§ **Aim of the task**: Return all the entries below exactly, except for the images they hold.

[Data records for software interfaces]
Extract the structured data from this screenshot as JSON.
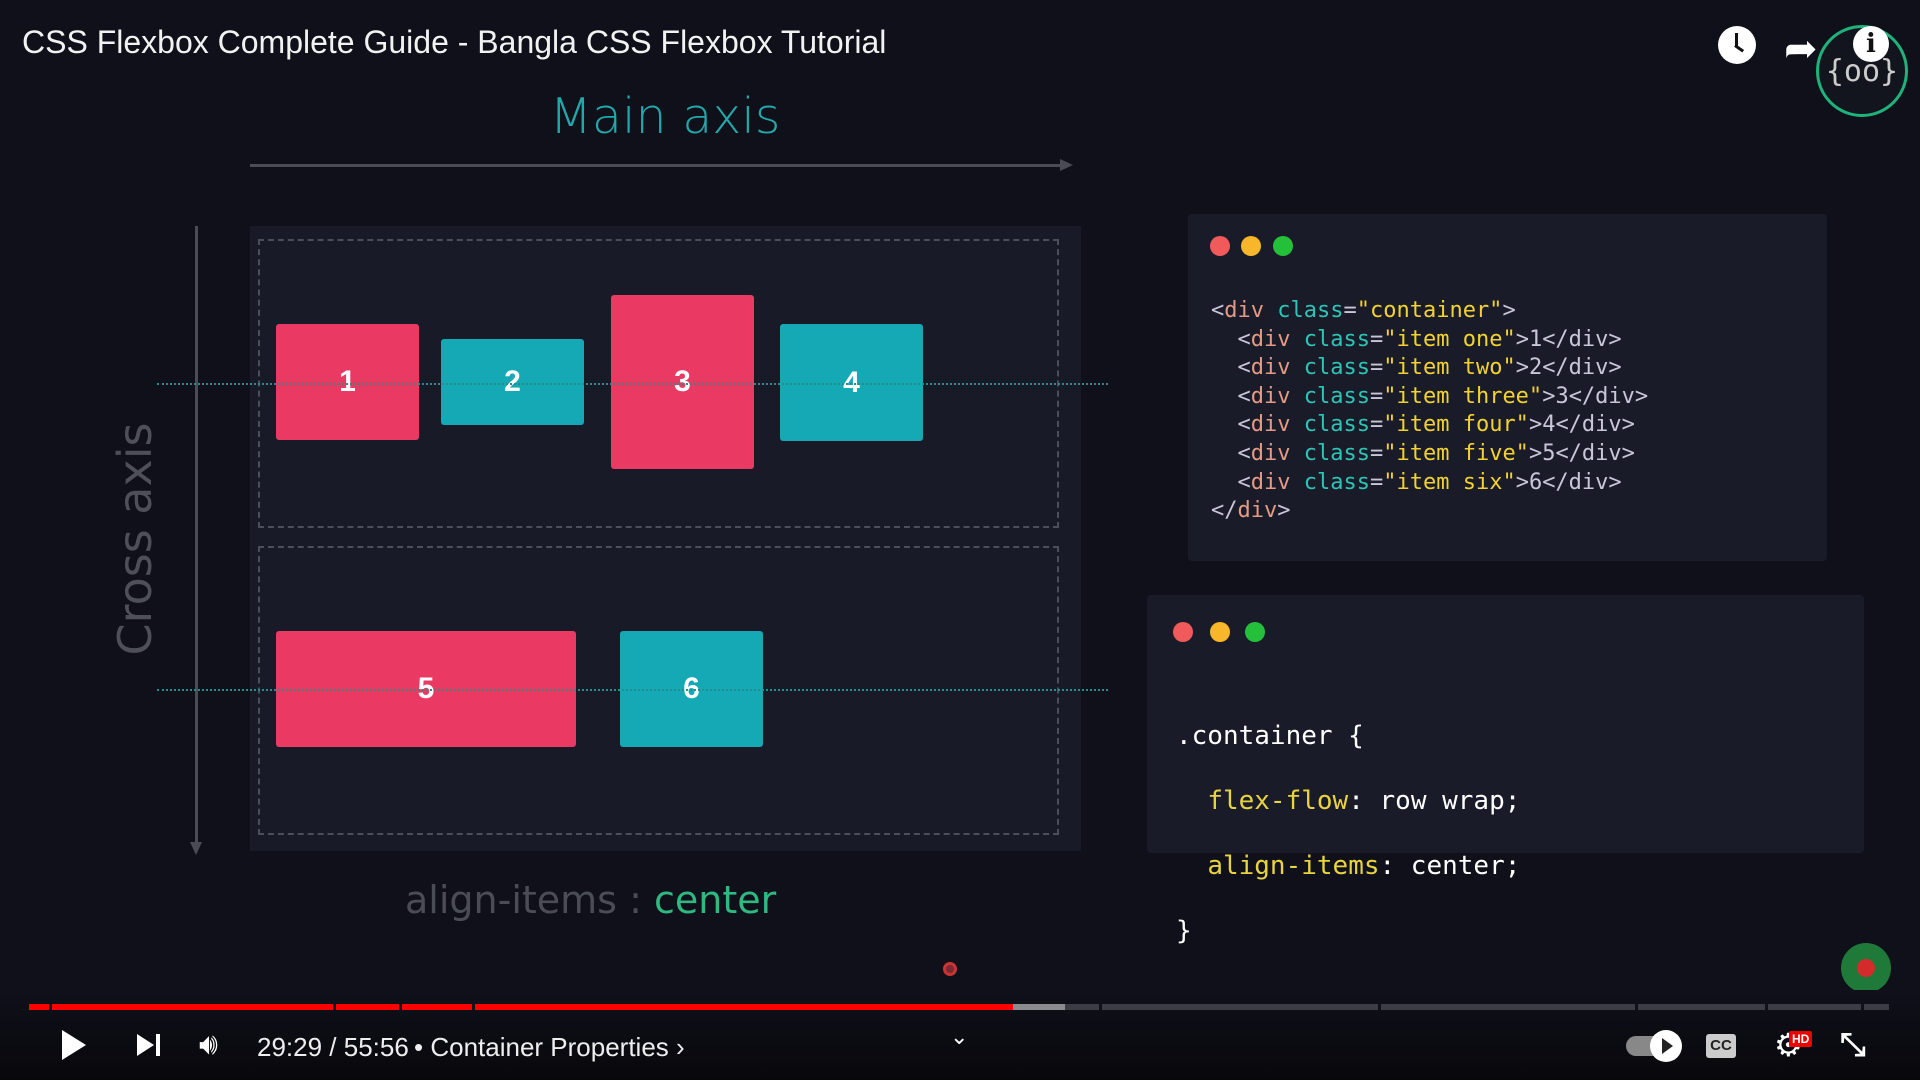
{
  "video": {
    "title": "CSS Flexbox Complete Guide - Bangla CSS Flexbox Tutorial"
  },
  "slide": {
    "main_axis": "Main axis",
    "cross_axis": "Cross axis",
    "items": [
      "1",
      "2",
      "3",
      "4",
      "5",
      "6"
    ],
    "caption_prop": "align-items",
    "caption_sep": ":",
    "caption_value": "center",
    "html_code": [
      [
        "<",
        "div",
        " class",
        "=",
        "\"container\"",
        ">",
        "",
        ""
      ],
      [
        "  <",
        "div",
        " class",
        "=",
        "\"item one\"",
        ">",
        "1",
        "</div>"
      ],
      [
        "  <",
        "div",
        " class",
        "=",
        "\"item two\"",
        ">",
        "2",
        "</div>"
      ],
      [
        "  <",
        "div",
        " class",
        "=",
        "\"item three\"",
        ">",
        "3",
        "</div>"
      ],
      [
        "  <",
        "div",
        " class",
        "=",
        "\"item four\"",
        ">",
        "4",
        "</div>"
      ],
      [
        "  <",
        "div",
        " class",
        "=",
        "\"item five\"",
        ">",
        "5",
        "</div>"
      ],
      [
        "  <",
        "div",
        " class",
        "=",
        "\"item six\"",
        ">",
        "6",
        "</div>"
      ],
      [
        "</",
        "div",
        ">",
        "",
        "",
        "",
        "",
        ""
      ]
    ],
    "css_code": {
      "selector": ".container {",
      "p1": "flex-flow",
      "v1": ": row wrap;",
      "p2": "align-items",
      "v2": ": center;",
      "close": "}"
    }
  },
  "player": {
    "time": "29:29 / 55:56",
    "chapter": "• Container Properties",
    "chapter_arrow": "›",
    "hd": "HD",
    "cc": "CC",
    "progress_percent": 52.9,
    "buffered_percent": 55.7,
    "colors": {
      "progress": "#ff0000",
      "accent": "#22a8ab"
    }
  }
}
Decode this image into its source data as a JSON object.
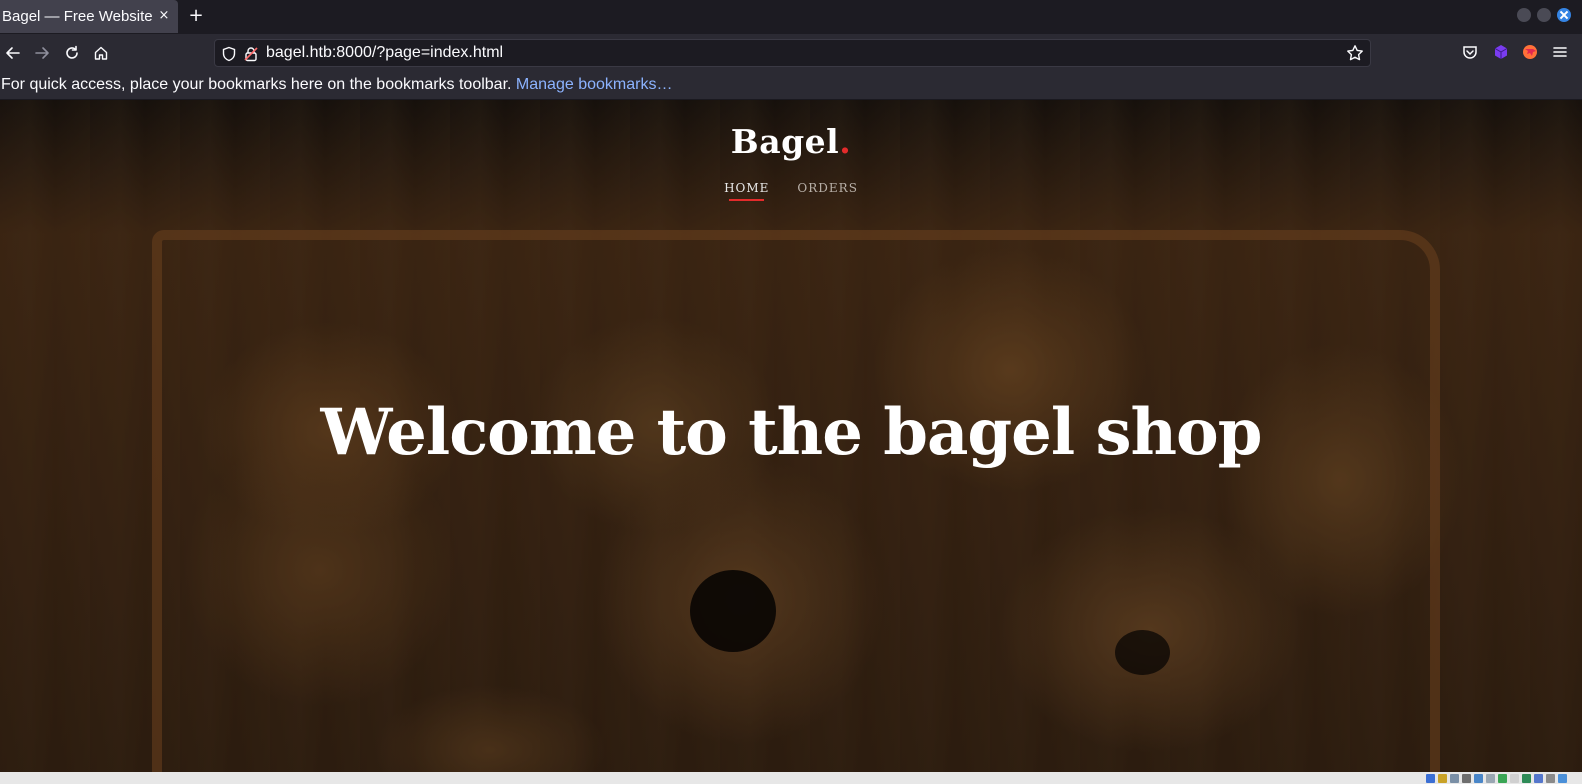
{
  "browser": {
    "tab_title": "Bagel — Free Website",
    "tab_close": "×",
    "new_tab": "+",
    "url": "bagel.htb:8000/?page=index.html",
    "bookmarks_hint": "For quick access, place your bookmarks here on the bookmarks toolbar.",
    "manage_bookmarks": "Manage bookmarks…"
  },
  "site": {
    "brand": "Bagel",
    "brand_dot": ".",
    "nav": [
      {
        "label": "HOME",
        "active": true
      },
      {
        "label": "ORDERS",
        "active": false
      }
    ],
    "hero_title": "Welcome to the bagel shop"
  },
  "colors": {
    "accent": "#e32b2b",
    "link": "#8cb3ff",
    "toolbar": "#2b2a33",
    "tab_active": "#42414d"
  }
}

§ **Answer for this exercise**:
Extract the structured data from this screenshot as JSON.
{
  "video": {
    "title": "CSS Flexbox Complete Guide - Bangla CSS Flexbox Tutorial"
  },
  "slide": {
    "main_axis": "Main axis",
    "cross_axis": "Cross axis",
    "items": [
      "1",
      "2",
      "3",
      "4",
      "5",
      "6"
    ],
    "caption_prop": "align-items",
    "caption_sep": ":",
    "caption_value": "center",
    "html_code": [
      [
        "<",
        "div",
        " class",
        "=",
        "\"container\"",
        ">",
        "",
        ""
      ],
      [
        "  <",
        "div",
        " class",
        "=",
        "\"item one\"",
        ">",
        "1",
        "</div>"
      ],
      [
        "  <",
        "div",
        " class",
        "=",
        "\"item two\"",
        ">",
        "2",
        "</div>"
      ],
      [
        "  <",
        "div",
        " class",
        "=",
        "\"item three\"",
        ">",
        "3",
        "</div>"
      ],
      [
        "  <",
        "div",
        " class",
        "=",
        "\"item four\"",
        ">",
        "4",
        "</div>"
      ],
      [
        "  <",
        "div",
        " class",
        "=",
        "\"item five\"",
        ">",
        "5",
        "</div>"
      ],
      [
        "  <",
        "div",
        " class",
        "=",
        "\"item six\"",
        ">",
        "6",
        "</div>"
      ],
      [
        "</",
        "div",
        ">",
        "",
        "",
        "",
        "",
        ""
      ]
    ],
    "css_code": {
      "selector": ".container {",
      "p1": "flex-flow",
      "v1": ": row wrap;",
      "p2": "align-items",
      "v2": ": center;",
      "close": "}"
    }
  },
  "player": {
    "time": "29:29 / 55:56",
    "chapter": "• Container Properties",
    "chapter_arrow": "›",
    "hd": "HD",
    "cc": "CC",
    "progress_percent": 52.9,
    "buffered_percent": 55.7,
    "colors": {
      "progress": "#ff0000",
      "accent": "#22a8ab"
    }
  }
}
Decode this image into its source data as a JSON object.
{
  "browser": {
    "tab_title": "Bagel — Free Website",
    "tab_close": "×",
    "new_tab": "+",
    "url": "bagel.htb:8000/?page=index.html",
    "bookmarks_hint": "For quick access, place your bookmarks here on the bookmarks toolbar.",
    "manage_bookmarks": "Manage bookmarks…"
  },
  "site": {
    "brand": "Bagel",
    "brand_dot": ".",
    "nav": [
      {
        "label": "HOME",
        "active": true
      },
      {
        "label": "ORDERS",
        "active": false
      }
    ],
    "hero_title": "Welcome to the bagel shop"
  },
  "colors": {
    "accent": "#e32b2b",
    "link": "#8cb3ff",
    "toolbar": "#2b2a33",
    "tab_active": "#42414d"
  }
}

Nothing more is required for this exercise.